Superior Court hears appeals of all criminal and most civil cases from the common pleas court, and appeals on cases involving children and families. The court has 15 judges, who typically rule on cases in panels of three in Pittsburgh, Harrisburg and Philadelphia, although some cases are heard by a panel of nine. The Superior Court will often travel to locations across the state to hear cases. As in the case of the Commonwealth Court, Superior Court judges serve 10-year terms and receive a salary of $202,898. The Superior Court President Judge, elected by court members, serves a five-year term and receives a salary of $209,153.
The Pennsylvania Supreme Court, a seven-member panel, is the highest court in the state. The court, responsible for hearing appeals of Commonwealth and Superior Court decisions, typically receives about 3,000 petitions annually. Supreme court judges serve 10-year terms and receive a salary of $215,037. The chief justice, elected by court members, serves a five-year term and receives a salary of $221,295.
Problem Solving Courts
Pennsylvania has a number of courts designed for special problems and segments of the population. In Allegheny County, problem solving courts are staffed by common pleas judges who receive special training.

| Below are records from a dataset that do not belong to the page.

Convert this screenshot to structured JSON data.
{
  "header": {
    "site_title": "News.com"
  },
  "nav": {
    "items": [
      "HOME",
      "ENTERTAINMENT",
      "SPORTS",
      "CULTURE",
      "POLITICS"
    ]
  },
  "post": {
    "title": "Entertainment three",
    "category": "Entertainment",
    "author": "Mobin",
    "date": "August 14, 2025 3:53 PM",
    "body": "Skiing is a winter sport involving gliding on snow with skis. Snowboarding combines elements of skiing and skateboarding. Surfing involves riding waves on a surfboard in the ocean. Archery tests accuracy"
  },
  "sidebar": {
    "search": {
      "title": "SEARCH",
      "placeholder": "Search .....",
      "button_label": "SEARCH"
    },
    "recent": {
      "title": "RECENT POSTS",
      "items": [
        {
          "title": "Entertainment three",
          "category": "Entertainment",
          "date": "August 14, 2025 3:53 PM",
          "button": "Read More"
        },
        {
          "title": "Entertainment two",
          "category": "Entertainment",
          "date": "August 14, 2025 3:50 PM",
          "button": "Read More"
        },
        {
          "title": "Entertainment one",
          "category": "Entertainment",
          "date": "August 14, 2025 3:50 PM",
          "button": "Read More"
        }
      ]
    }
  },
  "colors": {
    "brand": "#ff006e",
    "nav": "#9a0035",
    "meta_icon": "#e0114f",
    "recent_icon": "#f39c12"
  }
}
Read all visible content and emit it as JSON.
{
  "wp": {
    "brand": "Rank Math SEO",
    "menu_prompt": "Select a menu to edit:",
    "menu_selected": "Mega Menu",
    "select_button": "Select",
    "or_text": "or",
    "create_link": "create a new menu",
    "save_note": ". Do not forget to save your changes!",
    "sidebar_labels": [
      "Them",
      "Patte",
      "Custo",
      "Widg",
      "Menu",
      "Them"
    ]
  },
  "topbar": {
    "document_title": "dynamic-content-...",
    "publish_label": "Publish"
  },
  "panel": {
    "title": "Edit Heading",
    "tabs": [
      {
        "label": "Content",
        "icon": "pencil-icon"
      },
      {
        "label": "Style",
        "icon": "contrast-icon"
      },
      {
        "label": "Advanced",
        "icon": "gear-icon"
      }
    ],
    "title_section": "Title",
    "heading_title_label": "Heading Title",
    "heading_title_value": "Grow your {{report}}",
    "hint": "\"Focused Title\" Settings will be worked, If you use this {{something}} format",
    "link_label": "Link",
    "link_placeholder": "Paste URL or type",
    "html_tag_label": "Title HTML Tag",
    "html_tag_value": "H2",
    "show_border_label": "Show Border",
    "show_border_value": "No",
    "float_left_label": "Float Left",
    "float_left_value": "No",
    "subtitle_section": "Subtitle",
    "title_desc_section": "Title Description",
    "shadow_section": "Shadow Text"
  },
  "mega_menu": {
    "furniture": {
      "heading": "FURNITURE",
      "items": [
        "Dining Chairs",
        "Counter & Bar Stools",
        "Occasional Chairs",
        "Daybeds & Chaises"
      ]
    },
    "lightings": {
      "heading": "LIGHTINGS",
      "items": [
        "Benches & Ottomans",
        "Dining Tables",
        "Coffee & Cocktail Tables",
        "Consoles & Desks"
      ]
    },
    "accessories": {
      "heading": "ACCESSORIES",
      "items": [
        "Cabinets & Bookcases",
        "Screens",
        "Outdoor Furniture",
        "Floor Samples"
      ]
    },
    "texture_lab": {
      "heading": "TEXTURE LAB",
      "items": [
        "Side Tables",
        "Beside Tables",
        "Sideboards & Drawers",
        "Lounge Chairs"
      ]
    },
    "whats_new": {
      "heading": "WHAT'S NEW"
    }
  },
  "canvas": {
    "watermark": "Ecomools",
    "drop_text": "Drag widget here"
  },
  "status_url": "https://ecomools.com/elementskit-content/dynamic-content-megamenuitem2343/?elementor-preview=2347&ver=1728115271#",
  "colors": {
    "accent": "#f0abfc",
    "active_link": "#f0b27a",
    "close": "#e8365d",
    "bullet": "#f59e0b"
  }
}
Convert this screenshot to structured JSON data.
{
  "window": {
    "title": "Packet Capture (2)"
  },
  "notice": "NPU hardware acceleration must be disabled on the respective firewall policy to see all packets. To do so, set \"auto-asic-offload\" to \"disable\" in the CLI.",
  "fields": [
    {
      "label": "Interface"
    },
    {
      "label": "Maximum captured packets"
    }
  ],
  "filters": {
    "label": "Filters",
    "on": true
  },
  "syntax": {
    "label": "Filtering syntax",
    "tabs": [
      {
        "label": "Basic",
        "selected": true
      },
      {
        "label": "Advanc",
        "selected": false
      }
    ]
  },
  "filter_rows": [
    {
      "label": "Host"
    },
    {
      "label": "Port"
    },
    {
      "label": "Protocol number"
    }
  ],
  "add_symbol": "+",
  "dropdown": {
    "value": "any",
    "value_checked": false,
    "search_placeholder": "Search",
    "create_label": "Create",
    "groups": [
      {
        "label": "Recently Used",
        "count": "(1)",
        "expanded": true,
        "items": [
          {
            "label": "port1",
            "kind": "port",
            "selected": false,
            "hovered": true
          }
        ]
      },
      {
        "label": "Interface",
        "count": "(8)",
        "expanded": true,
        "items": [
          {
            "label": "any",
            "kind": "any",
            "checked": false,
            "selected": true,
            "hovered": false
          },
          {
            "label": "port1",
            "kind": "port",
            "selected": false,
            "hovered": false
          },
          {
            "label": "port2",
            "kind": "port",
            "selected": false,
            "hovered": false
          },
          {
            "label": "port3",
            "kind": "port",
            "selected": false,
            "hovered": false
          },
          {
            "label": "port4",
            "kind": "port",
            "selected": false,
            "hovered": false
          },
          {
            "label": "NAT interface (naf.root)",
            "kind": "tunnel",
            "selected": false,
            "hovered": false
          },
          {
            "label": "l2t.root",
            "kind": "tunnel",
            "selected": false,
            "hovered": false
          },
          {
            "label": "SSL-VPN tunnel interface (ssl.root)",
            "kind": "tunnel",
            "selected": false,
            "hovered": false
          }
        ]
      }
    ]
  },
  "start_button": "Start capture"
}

Drug Courts aim to assist defendants who are caught up in the cycle of addiction and crime. Judges and attorneys work with rehabilitation providers, probation and police officers to aid in a participant’s recovery from addiction. The program requires a high level of supervision, frequent drug testing and court appearances and monitoring and evaluation of a participant’s progress.
Veterans Treatment Courts help veterans in the criminal justice system who are struggling with addiction or mental illness. Modeled on the drug court, defendants are mentored by veteran volunteers and supervised by specially trained probation officers, and can receive treatment for addiction and post-traumatic stress disorder from the federal
DUI Courts are also based on the drug court model. The program, designed for defendants with multiple DUI convictions, requires compliance with treatment programs and monthly or biweekly progress hearings.
According to the National Alliance on Mental Illness, 8 percent of the incarcerated population in the U.S. suffer from some form of severe mental illness. Mental Health Courts are composed of a team of court staff and mental health professionals who screen and assess defendants, develop treatment plans and supervise offenders. Mental Health Courts give defendants the chance to avoid incarceration by complying with a court-ordered
Sex Offender Court was pioneered statewide in Allegheny County. Judges and court staff receive specialized training and defendants are supervised by specially trained probation officers. Supervision includes requirements tailored to the individual offenses, and mandatory polygraph tests.
Allegheny County also has a court program dedicated to helping offenders charged with prostitution. The Positive Recovery Intensive Diversion Experience (PRIDE) court is for nonviolent offenders with no severe mental illness, and requires a drug and alcohol assessment and participation in educational programs, and offers participants access to health services and to employment, housing and educational assistance.